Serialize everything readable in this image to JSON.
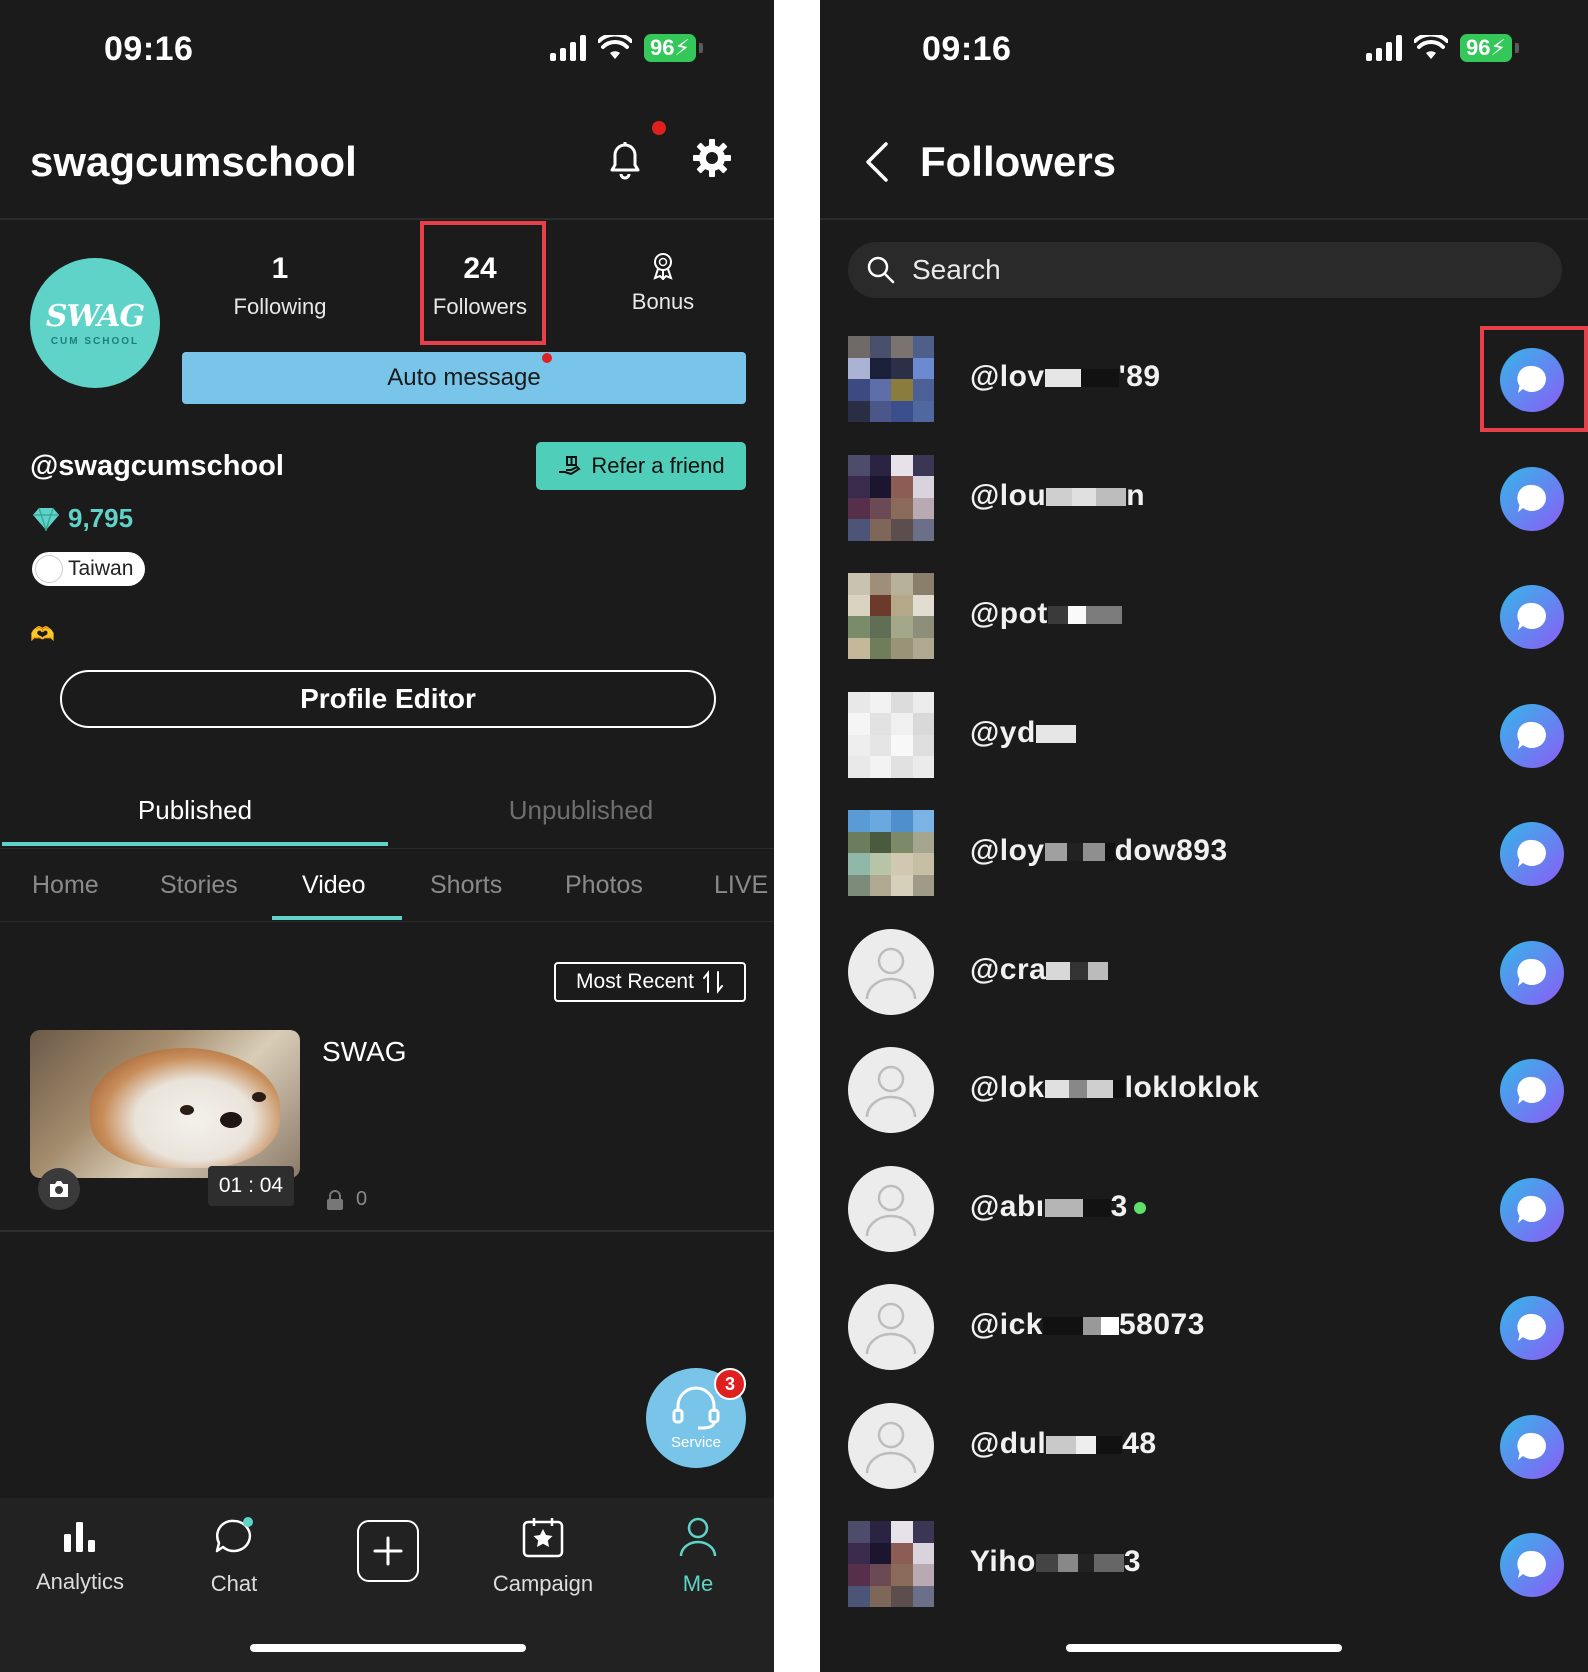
{
  "left": {
    "status": {
      "time": "09:16",
      "battery": "96"
    },
    "header": {
      "username_title": "swagcumschool"
    },
    "logo": {
      "main": "SWAG",
      "sub": "CUM SCHOOL"
    },
    "stats": {
      "following_count": "1",
      "following_label": "Following",
      "followers_count": "24",
      "followers_label": "Followers",
      "bonus_label": "Bonus"
    },
    "auto_message_label": "Auto message",
    "handle": "@swagcumschool",
    "refer_label": "Refer a friend",
    "gems": "9,795",
    "region": "Taiwan",
    "profile_editor_label": "Profile Editor",
    "publish_tabs": {
      "published": "Published",
      "unpublished": "Unpublished"
    },
    "content_tabs": {
      "home": "Home",
      "stories": "Stories",
      "video": "Video",
      "shorts": "Shorts",
      "photos": "Photos",
      "live": "LIVE"
    },
    "sort_label": "Most Recent",
    "video": {
      "title": "SWAG",
      "duration": "01 : 04",
      "locked_count": "0"
    },
    "service": {
      "label": "Service",
      "badge": "3"
    },
    "nav": {
      "analytics": "Analytics",
      "chat": "Chat",
      "campaign": "Campaign",
      "me": "Me"
    },
    "colors": {
      "accent": "#5fd3c7",
      "auto_message": "#79c5ea",
      "highlight": "#e8404a"
    }
  },
  "right": {
    "status": {
      "time": "09:16",
      "battery": "96"
    },
    "title": "Followers",
    "search_placeholder": "Search",
    "followers": [
      {
        "pre": "@lov",
        "post": "'89"
      },
      {
        "pre": "@lou",
        "post": "n"
      },
      {
        "pre": "@pot",
        "post": ""
      },
      {
        "pre": "@yd",
        "post": ""
      },
      {
        "pre": "@loy",
        "post": "dow893"
      },
      {
        "pre": "@cra",
        "post": ""
      },
      {
        "pre": "@lok",
        "post": "lokloklok"
      },
      {
        "pre": "@abı",
        "post": "3"
      },
      {
        "pre": "@ick",
        "post": "58073"
      },
      {
        "pre": "@dul",
        "post": "48"
      },
      {
        "pre": "Yiho",
        "post": "3"
      }
    ]
  }
}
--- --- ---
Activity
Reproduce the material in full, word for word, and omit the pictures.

Result of the task
Serialize everything readable in this image to JSON.
{
  "left": {
    "status": {
      "time": "09:16",
      "battery": "96"
    },
    "header": {
      "username_title": "swagcumschool"
    },
    "logo": {
      "main": "SWAG",
      "sub": "CUM SCHOOL"
    },
    "stats": {
      "following_count": "1",
      "following_label": "Following",
      "followers_count": "24",
      "followers_label": "Followers",
      "bonus_label": "Bonus"
    },
    "auto_message_label": "Auto message",
    "handle": "@swagcumschool",
    "refer_label": "Refer a friend",
    "gems": "9,795",
    "region": "Taiwan",
    "profile_editor_label": "Profile Editor",
    "publish_tabs": {
      "published": "Published",
      "unpublished": "Unpublished"
    },
    "content_tabs": {
      "home": "Home",
      "stories": "Stories",
      "video": "Video",
      "shorts": "Shorts",
      "photos": "Photos",
      "live": "LIVE"
    },
    "sort_label": "Most Recent",
    "video": {
      "title": "SWAG",
      "duration": "01 : 04",
      "locked_count": "0"
    },
    "service": {
      "label": "Service",
      "badge": "3"
    },
    "nav": {
      "analytics": "Analytics",
      "chat": "Chat",
      "campaign": "Campaign",
      "me": "Me"
    },
    "colors": {
      "accent": "#5fd3c7",
      "auto_message": "#79c5ea",
      "highlight": "#e8404a"
    }
  },
  "right": {
    "status": {
      "time": "09:16",
      "battery": "96"
    },
    "title": "Followers",
    "search_placeholder": "Search",
    "followers": [
      {
        "pre": "@lov",
        "post": "'89"
      },
      {
        "pre": "@lou",
        "post": "n"
      },
      {
        "pre": "@pot",
        "post": ""
      },
      {
        "pre": "@yd",
        "post": ""
      },
      {
        "pre": "@loy",
        "post": "dow893"
      },
      {
        "pre": "@cra",
        "post": ""
      },
      {
        "pre": "@lok",
        "post": "lokloklok"
      },
      {
        "pre": "@abı",
        "post": "3"
      },
      {
        "pre": "@ick",
        "post": "58073"
      },
      {
        "pre": "@dul",
        "post": "48"
      },
      {
        "pre": "Yiho",
        "post": "3"
      }
    ]
  }
}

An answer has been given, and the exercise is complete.